Fantasy is Ofelia’s dark refuge rather than a place of escape, and her alternate reality is home to a myriad of intimidating and fearsome creatures; child-eating ogres, a freaky fawn, vile toads and meat-eating fairies are some of the beings that populate Del Toro’s ‘other world’. But none is as unsettling as the Pale Man. Although Del Toro’s story is entirely original, his educated background in mythology informs the rules and creatures of the labyrinth. The feast from which one should not eat is lorded over by the Pale Man, and is a recurring reference in mythology. From the biblical notion of the ‘forbidden fruit’ to Persephone eating the prohibited fruit of the Underworld, a pomegranate to be exact, and C.S Lewis’s inversion of the ‘forbidden banquet’ in The Voyage of the Dawn Treader, fruit and food hold great symbolism in mythological realms. Usually associated with decadence, gluttony and temptation, those who partake of the ‘forbidden banquet’ will face dire consequences. Adam and Eve were banished from The Garden of Eden and Persephone was bound by the shackles of an eternity in hell. Del Toro writes and directs for an intelligent audience that has a vested knowledge in mythological as well as historical references. When Ofelia is confronted with a gorgeous feast of delectable delights, viewers already know that if the little girl surrenders to temptation, the consequences will be dire in deed. And Ofelia is finally seduced by a luscious grape, which she plucks and eats, thus awakening the Pale Man – the ensuing tension is claustrophobically intense as the audience holds its breath, willing the little heroine to escape whilst damning her for giving in to the feast’s allure.

Whilst imagination and preconceived ideas actively make the Pale Man all the more horrific – the figure itself is deeply terrifying. Sitting motionless at the head of the table, the creature imposes its corpse-like stature with fear-inducing grandiosity. The Pale Man seems to be mummified in a cast of death, like a skinny zombie without the gore. The creature’s two eyes are embedded in each of his hands rather than his head, which means that the figure moves with its arms reached out, not only to grab, but to see as well. German and Scandinavian folk tales often portray persons or monsters representing the dead as blind or at least very near-sighted, and often also as child-eaters – a reference possibly alluded to in the characterisation of the Pale Man.

Pan’s Labyrinth employs some computer generated imagery in its effects, but mostly uses complex make-up and animatronics. So the Pale Man is acted – Doug Jones, who played the part, said that he had to look out of the Pale Man’s nostrils, and the character’s legs were attached to the front of a green leotard which Jones wore.
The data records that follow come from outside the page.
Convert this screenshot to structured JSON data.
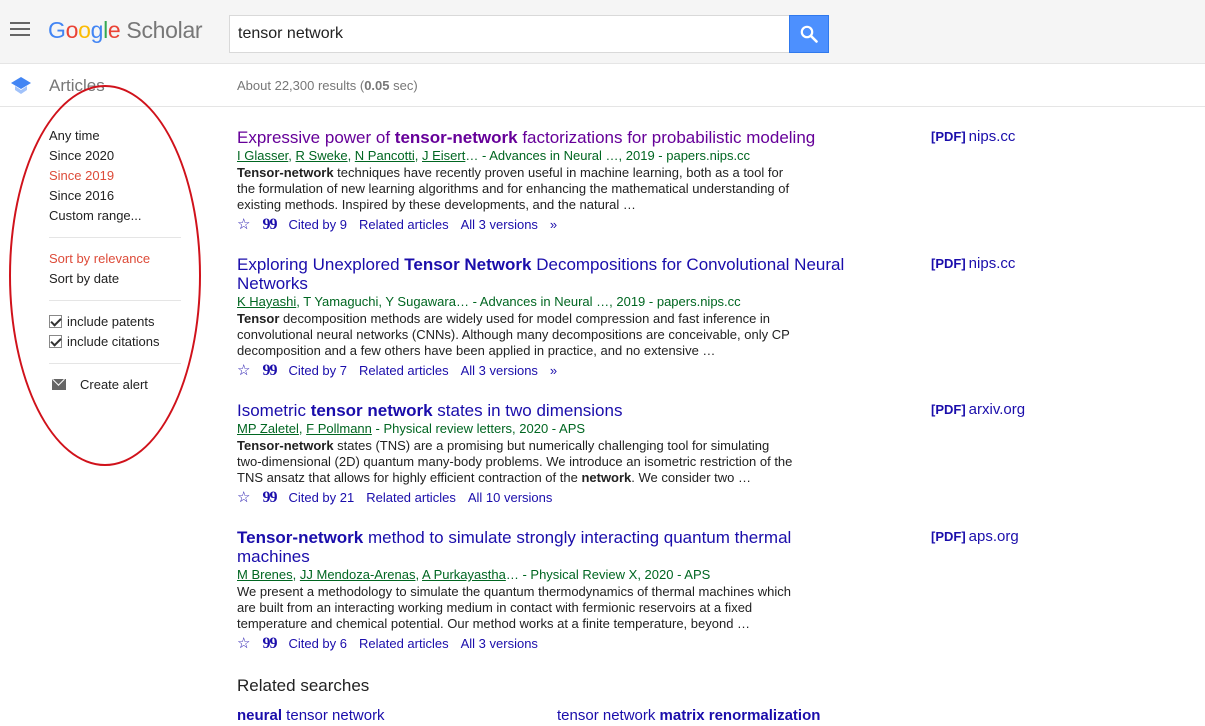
{
  "header": {
    "logo_google": [
      "G",
      "o",
      "o",
      "g",
      "l",
      "e"
    ],
    "logo_scholar": "Scholar",
    "search_value": "tensor network"
  },
  "subheader": {
    "section": "Articles",
    "results_prefix": "About 22,300 results (",
    "results_time": "0.05",
    "results_suffix": " sec)"
  },
  "sidebar": {
    "time_filters": [
      "Any time",
      "Since 2020",
      "Since 2019",
      "Since 2016",
      "Custom range..."
    ],
    "selected_time": "Since 2019",
    "sort": [
      "Sort by relevance",
      "Sort by date"
    ],
    "selected_sort": "Sort by relevance",
    "checkboxes": [
      "include patents",
      "include citations"
    ],
    "create_alert": "Create alert"
  },
  "results": [
    {
      "title_parts": [
        "Expressive power of ",
        "tensor-network",
        " factorizations for probabilistic modeling"
      ],
      "authors": [
        "I Glasser",
        "R Sweke",
        "N Pancotti",
        "J Eisert"
      ],
      "source": "… - Advances in Neural …, 2019 - papers.nips.cc",
      "snippet_bold": "Tensor-network",
      "snippet": " techniques have recently proven useful in machine learning, both as a tool for the formulation of new learning algorithms and for enhancing the mathematical understanding of existing methods. Inspired by these developments, and the natural …",
      "cited": "Cited by 9",
      "related": "Related articles",
      "versions": "All 3 versions",
      "pdf_tag": "[PDF]",
      "pdf_host": "nips.cc"
    },
    {
      "title_parts": [
        "Exploring Unexplored ",
        "Tensor Network",
        " Decompositions for Convolutional Neural Networks"
      ],
      "authors": [
        "K Hayashi"
      ],
      "source": ", T Yamaguchi, Y Sugawara… - Advances in Neural …, 2019 - papers.nips.cc",
      "snippet_bold": "Tensor",
      "snippet": " decomposition methods are widely used for model compression and fast inference in convolutional neural networks (CNNs). Although many decompositions are conceivable, only CP decomposition and a few others have been applied in practice, and no extensive …",
      "cited": "Cited by 7",
      "related": "Related articles",
      "versions": "All 3 versions",
      "pdf_tag": "[PDF]",
      "pdf_host": "nips.cc"
    },
    {
      "title_parts": [
        "Isometric ",
        "tensor network",
        " states in two dimensions"
      ],
      "authors": [
        "MP Zaletel",
        "F Pollmann"
      ],
      "source": " - Physical review letters, 2020 - APS",
      "snippet_bold": "Tensor-network",
      "snippet": " states (TNS) are a promising but numerically challenging tool for simulating two-dimensional (2D) quantum many-body problems. We introduce an isometric restriction of the TNS ansatz that allows for highly efficient contraction of the ",
      "snippet_bold2": "network",
      "snippet_tail": ". We consider two …",
      "cited": "Cited by 21",
      "related": "Related articles",
      "versions": "All 10 versions",
      "pdf_tag": "[PDF]",
      "pdf_host": "arxiv.org"
    },
    {
      "title_parts": [
        "",
        "Tensor-network",
        " method to simulate strongly interacting quantum thermal machines"
      ],
      "authors": [
        "M Brenes",
        "JJ Mendoza-Arenas",
        "A Purkayastha"
      ],
      "source": "… - Physical Review X, 2020 - APS",
      "snippet_bold": "",
      "snippet": "We present a methodology to simulate the quantum thermodynamics of thermal machines which are built from an interacting working medium in contact with fermionic reservoirs at a fixed temperature and chemical potential. Our method works at a finite temperature, beyond …",
      "cited": "Cited by 6",
      "related": "Related articles",
      "versions": "All 3 versions",
      "pdf_tag": "[PDF]",
      "pdf_host": "aps.org"
    }
  ],
  "related_searches": {
    "heading": "Related searches",
    "items": [
      {
        "bold": "neural",
        "rest": " tensor network"
      },
      {
        "plain": "tensor network ",
        "bold": "matrix renormalization"
      }
    ]
  }
}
The Pale Man’s movements are stilted and almost clumsy, as one would expect from a being that has been asleep for a long time and has limited vision, and yet the creature is aggressively menacing. In retrospect, the fact that the Pale Man is acted (rather than CGI) seems to embellish the freakish oddity of the creature’s demeanour. Goya’s painting Saturn Devouring his Son bears some influence on the character of the Pale Man who, like Saturn (Cronos in Greek Mythology), is also a child eater. The composition of the scene in which the Pale Man chomps the head off of Ofelia’s guiding fairies is poignantly reminiscent of Goya’s unforgivable interpretation of mythological cannibalism.

The Pale Man is the consequence of bad behaviour – of falling into temptation. He represents an unknowable, unnamed, incomprehensible fear that scratches the surface of our minds when we play the ‘what if’ game, almost like a conscience. Within the context of a film that requires the participation of the mind to propel the fear aroused by Del Toro’s bad ass hellion of horror, it is the Pale Man’s illusive nature and minimalist appearance that make the creature so disturbing a fiend.